Segment Start: Supplied data
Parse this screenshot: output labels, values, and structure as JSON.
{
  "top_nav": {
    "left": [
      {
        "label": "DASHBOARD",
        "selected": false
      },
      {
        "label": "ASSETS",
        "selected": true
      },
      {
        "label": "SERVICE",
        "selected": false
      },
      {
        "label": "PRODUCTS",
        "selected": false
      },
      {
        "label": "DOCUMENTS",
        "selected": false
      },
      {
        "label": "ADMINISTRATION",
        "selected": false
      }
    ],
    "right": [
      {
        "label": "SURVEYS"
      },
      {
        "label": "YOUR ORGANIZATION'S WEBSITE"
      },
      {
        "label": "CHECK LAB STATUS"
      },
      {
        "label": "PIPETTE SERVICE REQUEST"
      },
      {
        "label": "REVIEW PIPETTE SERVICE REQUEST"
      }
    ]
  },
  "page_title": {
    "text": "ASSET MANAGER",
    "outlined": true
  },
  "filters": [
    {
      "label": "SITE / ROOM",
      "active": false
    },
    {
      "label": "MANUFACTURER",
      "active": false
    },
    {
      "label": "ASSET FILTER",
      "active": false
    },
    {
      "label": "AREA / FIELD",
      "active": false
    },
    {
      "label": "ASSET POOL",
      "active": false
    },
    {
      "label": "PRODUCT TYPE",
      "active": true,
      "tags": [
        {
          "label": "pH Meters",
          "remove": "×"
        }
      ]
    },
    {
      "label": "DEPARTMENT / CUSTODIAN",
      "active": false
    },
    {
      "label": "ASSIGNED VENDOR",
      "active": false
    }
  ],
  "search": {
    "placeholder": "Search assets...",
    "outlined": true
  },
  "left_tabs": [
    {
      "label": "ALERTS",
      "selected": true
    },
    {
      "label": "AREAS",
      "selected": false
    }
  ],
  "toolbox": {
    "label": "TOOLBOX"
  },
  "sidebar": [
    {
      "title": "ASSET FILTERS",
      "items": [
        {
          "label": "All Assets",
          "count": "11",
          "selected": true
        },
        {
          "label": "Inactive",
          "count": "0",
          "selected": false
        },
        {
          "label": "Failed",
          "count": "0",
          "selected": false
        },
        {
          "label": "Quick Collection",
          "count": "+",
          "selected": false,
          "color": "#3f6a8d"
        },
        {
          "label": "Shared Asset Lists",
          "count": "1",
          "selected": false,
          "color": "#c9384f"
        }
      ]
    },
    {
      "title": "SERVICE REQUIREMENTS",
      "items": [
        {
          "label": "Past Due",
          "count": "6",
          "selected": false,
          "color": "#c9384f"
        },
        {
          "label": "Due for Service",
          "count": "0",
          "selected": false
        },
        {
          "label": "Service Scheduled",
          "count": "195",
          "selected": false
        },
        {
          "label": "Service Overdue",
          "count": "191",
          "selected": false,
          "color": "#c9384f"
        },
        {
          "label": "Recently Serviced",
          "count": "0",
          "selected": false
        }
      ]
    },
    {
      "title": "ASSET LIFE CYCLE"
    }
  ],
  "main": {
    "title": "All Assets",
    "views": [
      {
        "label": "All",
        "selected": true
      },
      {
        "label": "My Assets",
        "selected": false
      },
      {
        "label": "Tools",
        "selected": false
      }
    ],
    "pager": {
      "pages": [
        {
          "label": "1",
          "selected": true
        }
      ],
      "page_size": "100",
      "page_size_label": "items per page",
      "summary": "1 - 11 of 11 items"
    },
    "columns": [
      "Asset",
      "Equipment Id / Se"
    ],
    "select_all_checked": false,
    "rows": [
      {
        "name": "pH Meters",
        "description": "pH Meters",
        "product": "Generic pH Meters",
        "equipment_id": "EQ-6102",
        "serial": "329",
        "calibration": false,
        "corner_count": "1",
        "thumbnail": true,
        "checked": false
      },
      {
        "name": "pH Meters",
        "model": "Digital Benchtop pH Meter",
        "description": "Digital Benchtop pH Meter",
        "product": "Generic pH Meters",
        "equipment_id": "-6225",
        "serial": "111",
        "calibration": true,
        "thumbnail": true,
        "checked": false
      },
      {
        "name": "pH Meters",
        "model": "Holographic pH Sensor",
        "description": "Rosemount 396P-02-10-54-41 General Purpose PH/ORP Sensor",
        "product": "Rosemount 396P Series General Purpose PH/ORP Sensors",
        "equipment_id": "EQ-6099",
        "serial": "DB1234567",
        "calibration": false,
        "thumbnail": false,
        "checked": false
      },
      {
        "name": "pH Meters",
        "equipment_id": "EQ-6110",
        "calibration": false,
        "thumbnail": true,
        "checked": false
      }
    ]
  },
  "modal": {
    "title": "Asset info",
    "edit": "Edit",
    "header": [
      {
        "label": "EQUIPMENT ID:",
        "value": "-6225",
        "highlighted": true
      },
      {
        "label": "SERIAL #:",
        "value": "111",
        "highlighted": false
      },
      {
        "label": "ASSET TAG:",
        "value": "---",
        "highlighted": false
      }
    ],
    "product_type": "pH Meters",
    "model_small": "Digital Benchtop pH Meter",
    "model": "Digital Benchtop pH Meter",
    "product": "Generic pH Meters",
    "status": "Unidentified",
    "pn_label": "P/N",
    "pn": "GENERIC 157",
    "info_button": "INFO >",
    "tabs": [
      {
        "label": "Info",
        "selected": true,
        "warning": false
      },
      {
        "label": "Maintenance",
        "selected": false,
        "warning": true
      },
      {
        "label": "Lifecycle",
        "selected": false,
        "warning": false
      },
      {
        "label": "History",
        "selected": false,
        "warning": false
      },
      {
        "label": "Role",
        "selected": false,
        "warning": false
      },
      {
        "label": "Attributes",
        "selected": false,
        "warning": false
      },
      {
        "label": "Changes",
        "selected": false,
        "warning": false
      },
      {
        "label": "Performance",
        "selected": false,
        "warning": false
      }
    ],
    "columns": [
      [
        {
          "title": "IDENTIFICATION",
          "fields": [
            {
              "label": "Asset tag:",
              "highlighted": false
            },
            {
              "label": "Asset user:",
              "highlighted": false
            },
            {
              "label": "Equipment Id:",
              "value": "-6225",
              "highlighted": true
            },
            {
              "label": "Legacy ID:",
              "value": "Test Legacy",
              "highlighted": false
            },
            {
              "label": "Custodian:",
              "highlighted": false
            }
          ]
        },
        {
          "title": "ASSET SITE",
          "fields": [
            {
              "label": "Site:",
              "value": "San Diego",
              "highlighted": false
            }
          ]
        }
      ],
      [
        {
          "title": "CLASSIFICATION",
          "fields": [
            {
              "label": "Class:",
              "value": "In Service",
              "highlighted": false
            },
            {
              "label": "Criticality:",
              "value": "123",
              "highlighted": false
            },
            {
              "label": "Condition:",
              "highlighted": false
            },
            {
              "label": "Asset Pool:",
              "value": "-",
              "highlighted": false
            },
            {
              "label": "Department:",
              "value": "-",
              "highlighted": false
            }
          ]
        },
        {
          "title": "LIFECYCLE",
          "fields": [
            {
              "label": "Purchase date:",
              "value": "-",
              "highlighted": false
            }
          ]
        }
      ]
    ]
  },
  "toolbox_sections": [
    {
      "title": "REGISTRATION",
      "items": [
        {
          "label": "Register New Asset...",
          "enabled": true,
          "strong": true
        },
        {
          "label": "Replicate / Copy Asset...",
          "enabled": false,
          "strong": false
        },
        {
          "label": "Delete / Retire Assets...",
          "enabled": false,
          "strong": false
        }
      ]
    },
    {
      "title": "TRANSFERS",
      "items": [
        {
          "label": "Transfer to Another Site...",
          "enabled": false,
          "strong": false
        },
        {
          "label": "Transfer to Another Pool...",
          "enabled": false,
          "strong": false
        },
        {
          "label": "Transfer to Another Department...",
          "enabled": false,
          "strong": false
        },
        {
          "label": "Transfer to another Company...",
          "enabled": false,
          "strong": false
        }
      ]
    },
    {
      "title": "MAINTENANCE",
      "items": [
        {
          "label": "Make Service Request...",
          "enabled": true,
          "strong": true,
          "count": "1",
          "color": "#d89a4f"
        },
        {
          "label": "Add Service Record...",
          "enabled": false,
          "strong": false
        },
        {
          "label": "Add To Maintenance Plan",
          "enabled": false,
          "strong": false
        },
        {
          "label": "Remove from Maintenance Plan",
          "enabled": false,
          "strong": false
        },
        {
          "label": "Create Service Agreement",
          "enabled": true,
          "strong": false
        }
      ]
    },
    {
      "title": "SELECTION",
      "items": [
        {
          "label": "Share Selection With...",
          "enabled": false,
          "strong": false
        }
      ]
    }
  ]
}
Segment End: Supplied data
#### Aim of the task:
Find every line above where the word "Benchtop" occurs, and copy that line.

#### The answer:
        "model": "Digital Benchtop pH Meter",
        "description": "Digital Benchtop pH Meter",
    "model_small": "Digital Benchtop pH Meter",
    "model": "Digital Benchtop pH Meter",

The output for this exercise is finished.